Tournament Rules – Forcing to Show Hands

by , Jan 30, 2007 | 9:28 pm

I don’t pretend to be a know it all, nor have I played one on TV. But there are times when I know that I am right. Like last Saturday night when playing in my favorite monthly (legal, non-raked) tournament in Southwest Houston. I picked up J-10 under the gun. Having an M of 6.5, I moved all in. It folded to the table captain small blind who called. Not feeling insecure about taking Dan Harrington’s suggestion, I flipped over my hand immediately to conserve time. The dealer proceeded to flop and turn before he heard my request to stop dealing so I could see the other player’s hand.

My opponent, angry he had to wait to see the river, said, “I don’t have to show my hand.” Wanting to help better the world, I explained it was a basic tournament rule that all-in players when heads-up had to show their hand. Not to mention I’ve played in this tournament for two years — I have always been asked to flip over my hand in this situation, but this “new” guy informed me the rule did not apply to this particular tournament. ??????

After telling him it was not only a standard ruling but indeed it was a house rule as well, he told me I didn’t know what I was talking about. I regretfully became sassy, and asked how could I not know what I was saying if I am barely on the top 100 Women money winners of all time list —in the world?! The argument escalated but ultimately without surprise the room backed me up on the issue.

As it turns out he only plays cash with these guys so it’s safe to assume he was trying to enforce a cash-game ruling. We didn’t speak much the rest of the tournament but surely in the end we will become fast friends (without calling him Shirley). We both made the final table and we both left without cashing. Sigh.
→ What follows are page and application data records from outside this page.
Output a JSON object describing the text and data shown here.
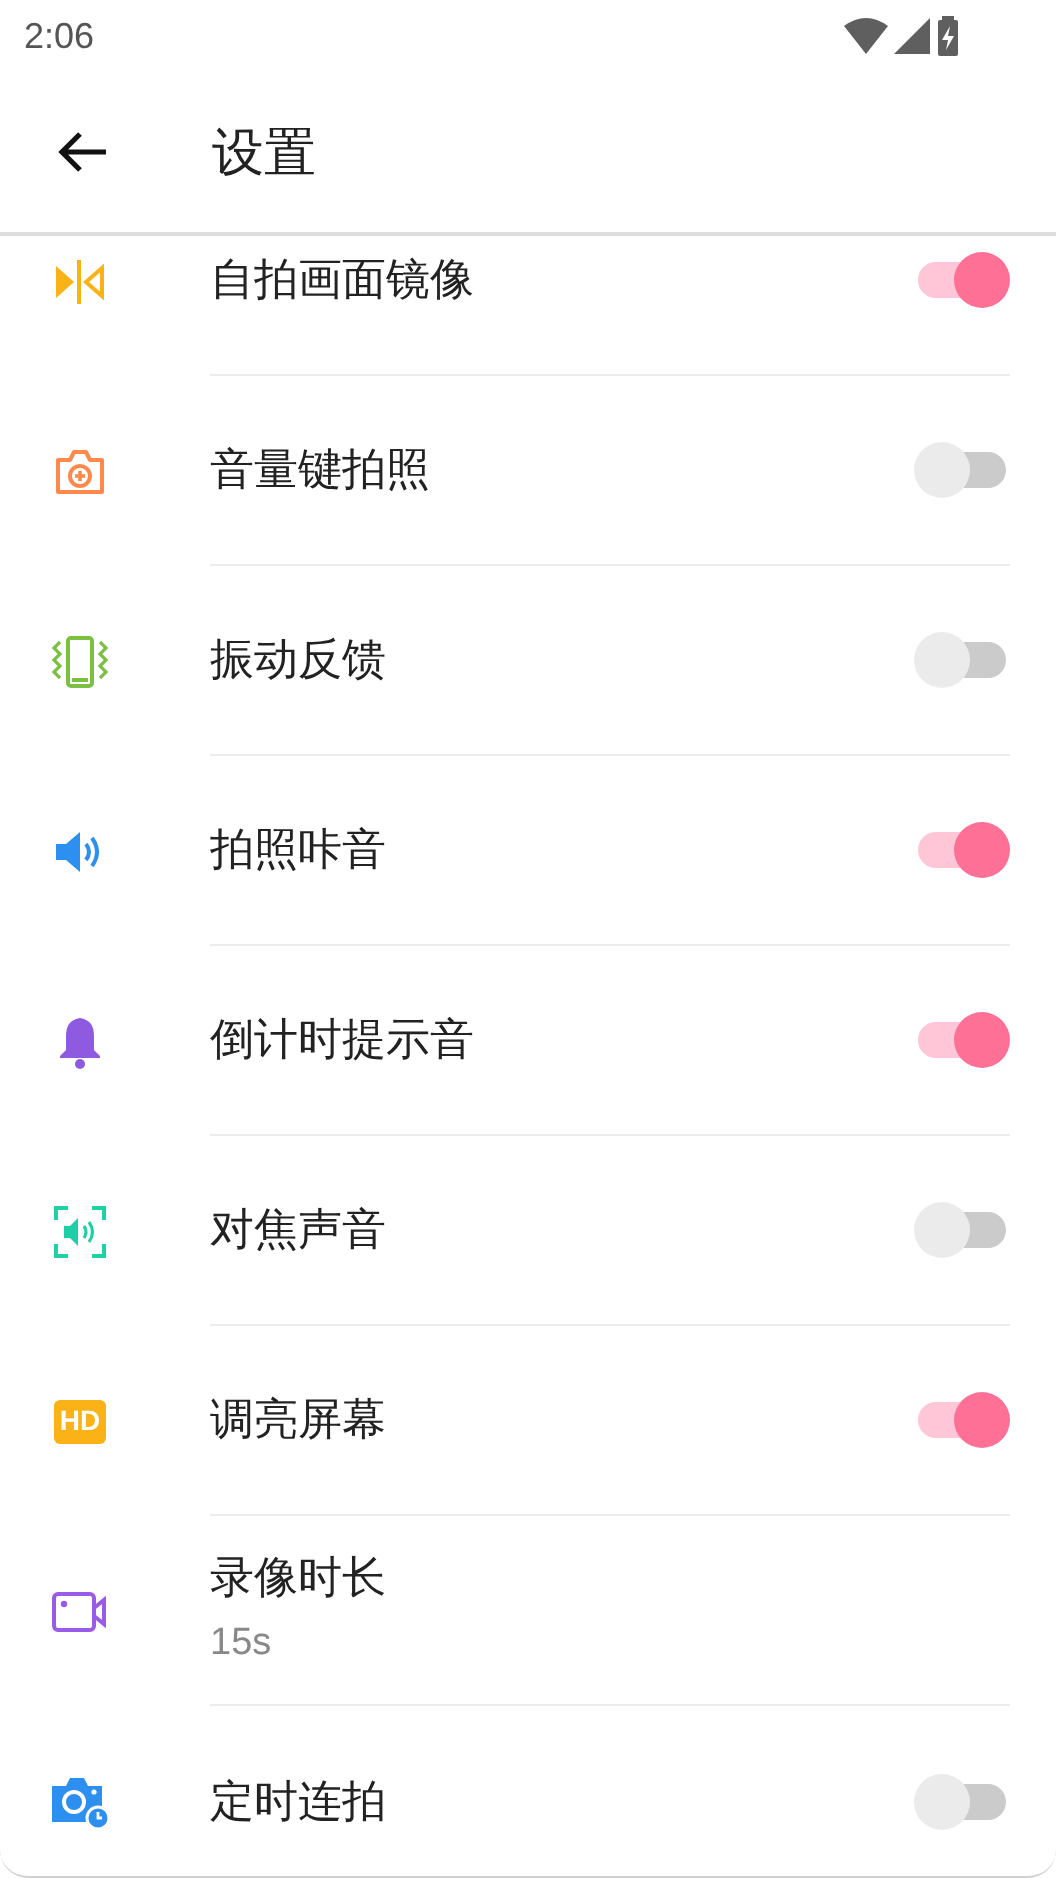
{
  "status_bar": {
    "time": "2:06"
  },
  "app_bar": {
    "title": "设置"
  },
  "settings": [
    {
      "kind": "toggle",
      "label": "自拍画面镜像",
      "on": true
    },
    {
      "kind": "toggle",
      "label": "音量键拍照",
      "on": false
    },
    {
      "kind": "toggle",
      "label": "振动反馈",
      "on": false
    },
    {
      "kind": "toggle",
      "label": "拍照咔音",
      "on": true
    },
    {
      "kind": "toggle",
      "label": "倒计时提示音",
      "on": true
    },
    {
      "kind": "toggle",
      "label": "对焦声音",
      "on": false
    },
    {
      "kind": "toggle",
      "badge": "HD",
      "label": "调亮屏幕",
      "on": true
    },
    {
      "kind": "value",
      "label": "录像时长",
      "value": "15s"
    },
    {
      "kind": "toggle",
      "label": "定时连拍",
      "on": false
    }
  ]
}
Friendly game or not, it’s important to state your rules and stick to them. While this may seem trivial, it will help keep the drama low and allow other players to see more hands instead of watching a side show. Jack McClelland stated in the January issue of Card Player: “In the good old days of poker, I used to say “shuffle up and deal.” Now, I give a two-minute speech about all of the things the players “can’t and shouldn’t do.” It’s unfortunate Jack has to do this speech. If you are in the business of making money in Poker, then do your research beforehand. No pun intended.

9 Comments to “Tournament Rules – Forcing to Show Hands”

  1. Bubba

    Hoyles rules state the following:”34. All hands will be turned faceup whenever a player is all-in and betting action is complete.

    P.S. are you the fresh princess of Bellaire?

  2. DanM

    Hey Bubba! This is indeed The Fresh Princess of Bellaire … aka “Michele,” Pokerati’s new Houston correspondent. I hope you and the other readers will give her a warm welcome … she’s a smart lady and accomplished player taking her stabs on the pro tournament circuit, so she should have some good insight to provide.

    We look forward to “using” her to class up the joint make Clonie jealous.


    “Rule 9. Face up All cards will be turned face up once a player is all in and all action is complete.” Tournament Directors Association Rules

  4. Fresh Princess

    Thanks Bubba and Dan. Thanks for telling everyone I am smart after I disclosed to the public that I didn’t know everything.
    PokerLetter.Org thank you for the TDA ruling.

  5. Marvin C

    In the good old days, as Jack McClelland called them, there was collusion, dumping, and long delays as two bluffers waited for the other to show their hand. As no-limit got more popular and not enough tournaments were televised with miniture cameras, the rule makers made the right decision to make all all-in players show their hands. It cut down collusion and dumping and sped up the game. It is not an absolute rule, as I didn’t have to show my losing top pair ace kicker all-in hand to a straight this past weekend because nobody at the table asked for it and the dealer dealt the turn and river quickly.

    Without having to turn over her hand, a well known sister would have dumped all her chips to her brother in the winner take all tournament where her brother was favored but she wasn’t. She outflopped her brother. The split in the so called winner take all might have been different.

  6. DanM

    interesting. i never thought about this in terms of preventing collusion. but i can now see where that could be the case. that’s the thing about poker rules … as minutiae-oriented as they can be, they all generally have a purpose, often in protecting the integrity of the game. (burn cards used to prevent the infusion of marked cards, for example.)

  7. Fresh Princess

    Yes Marvin, great of you to mention. Players dumping chips to one another is collusion. This is one way online sites catch cheaters.

  8. Bubba

    I think I have played with michele at the bellagio or the wynn in the last couple of years. After checking out her site; I need had some much fun losing money to a girl she is extremely witty and talented and of course easy on the eyez………I wish all players looked like her.

  9. Bubba

    woops never had so much fun